(Dataset entries)
---------------

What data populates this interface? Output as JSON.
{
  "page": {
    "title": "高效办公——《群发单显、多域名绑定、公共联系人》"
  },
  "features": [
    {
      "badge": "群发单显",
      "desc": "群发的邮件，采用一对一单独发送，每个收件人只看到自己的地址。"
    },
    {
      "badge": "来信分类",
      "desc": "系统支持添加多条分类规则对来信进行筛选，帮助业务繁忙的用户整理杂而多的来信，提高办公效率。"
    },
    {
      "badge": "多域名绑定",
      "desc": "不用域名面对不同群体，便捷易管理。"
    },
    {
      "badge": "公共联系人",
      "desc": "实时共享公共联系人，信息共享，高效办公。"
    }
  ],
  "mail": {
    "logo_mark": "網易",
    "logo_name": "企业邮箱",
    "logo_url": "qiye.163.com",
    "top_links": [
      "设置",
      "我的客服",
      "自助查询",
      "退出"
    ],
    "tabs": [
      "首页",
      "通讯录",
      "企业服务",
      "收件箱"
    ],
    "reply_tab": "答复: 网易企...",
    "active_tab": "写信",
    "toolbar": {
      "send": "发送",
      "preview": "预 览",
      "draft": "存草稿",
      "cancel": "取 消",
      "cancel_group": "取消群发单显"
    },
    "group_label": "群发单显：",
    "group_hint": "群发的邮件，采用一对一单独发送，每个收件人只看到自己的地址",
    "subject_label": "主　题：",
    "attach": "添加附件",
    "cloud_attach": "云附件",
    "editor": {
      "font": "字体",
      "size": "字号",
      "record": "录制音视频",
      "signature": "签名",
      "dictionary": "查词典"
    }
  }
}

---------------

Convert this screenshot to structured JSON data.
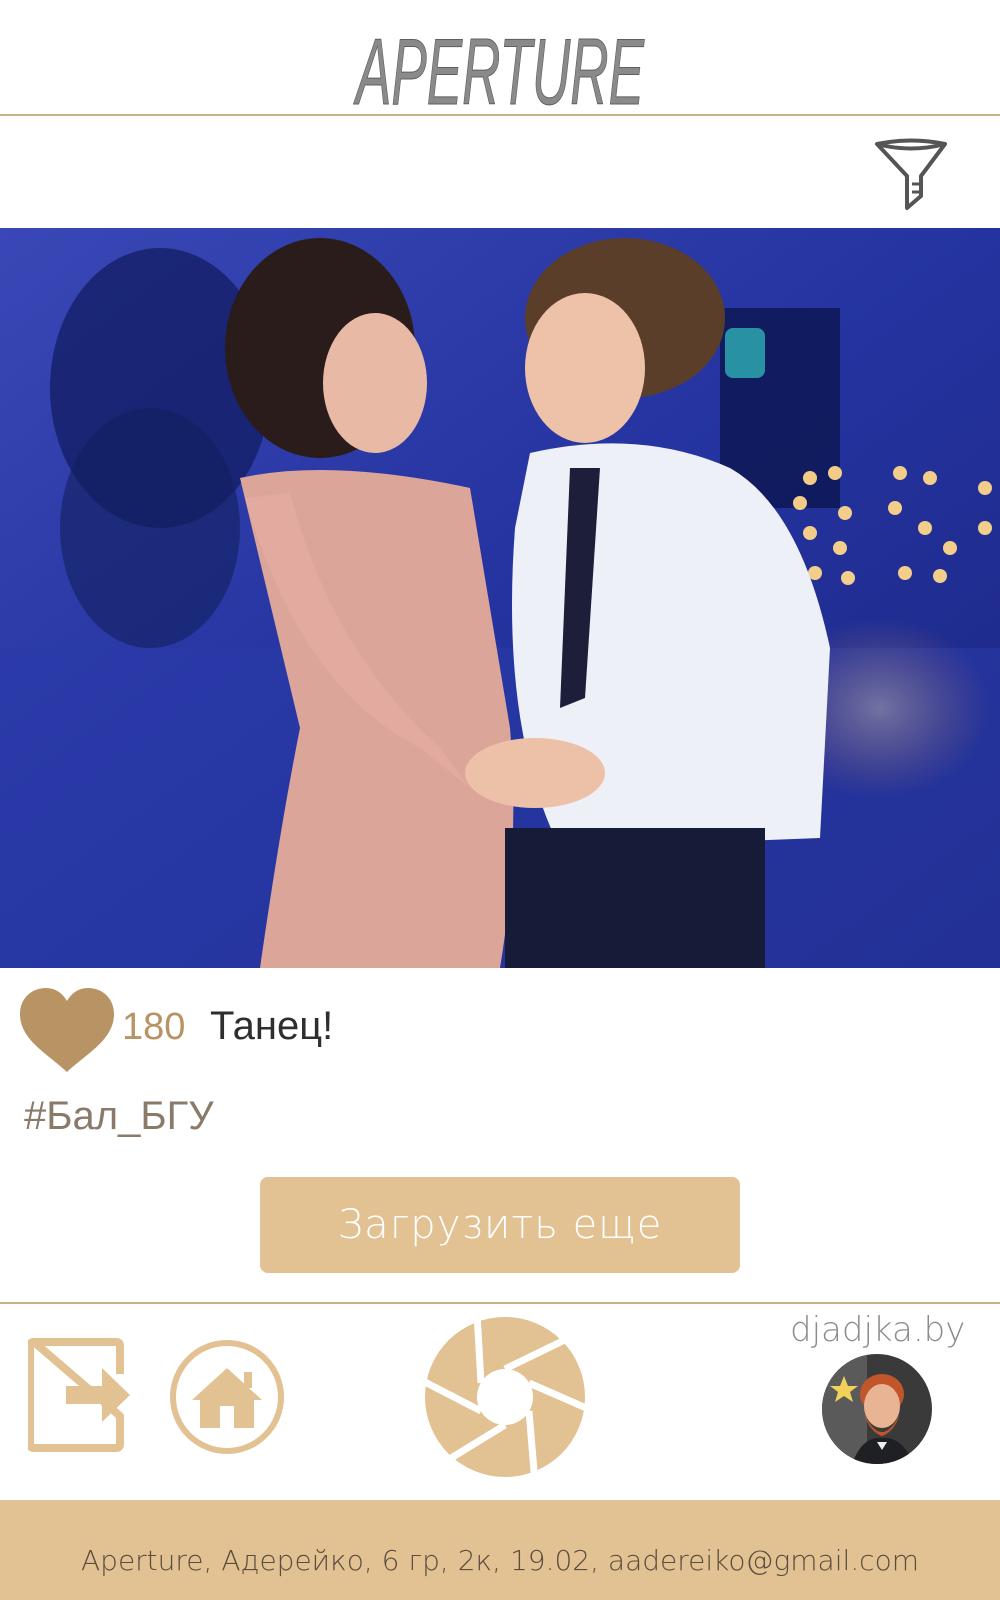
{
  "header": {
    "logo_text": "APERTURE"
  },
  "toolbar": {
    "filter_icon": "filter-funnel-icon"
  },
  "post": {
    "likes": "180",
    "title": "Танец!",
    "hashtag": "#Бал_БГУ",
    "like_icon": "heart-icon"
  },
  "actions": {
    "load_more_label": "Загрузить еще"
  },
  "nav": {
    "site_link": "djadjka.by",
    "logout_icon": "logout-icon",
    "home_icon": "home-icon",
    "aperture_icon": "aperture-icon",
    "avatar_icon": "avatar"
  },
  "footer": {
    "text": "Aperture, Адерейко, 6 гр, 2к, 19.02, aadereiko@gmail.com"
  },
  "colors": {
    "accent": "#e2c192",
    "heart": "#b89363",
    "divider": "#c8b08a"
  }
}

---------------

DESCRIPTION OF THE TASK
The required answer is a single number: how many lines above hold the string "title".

WRITTEN ANSWER
2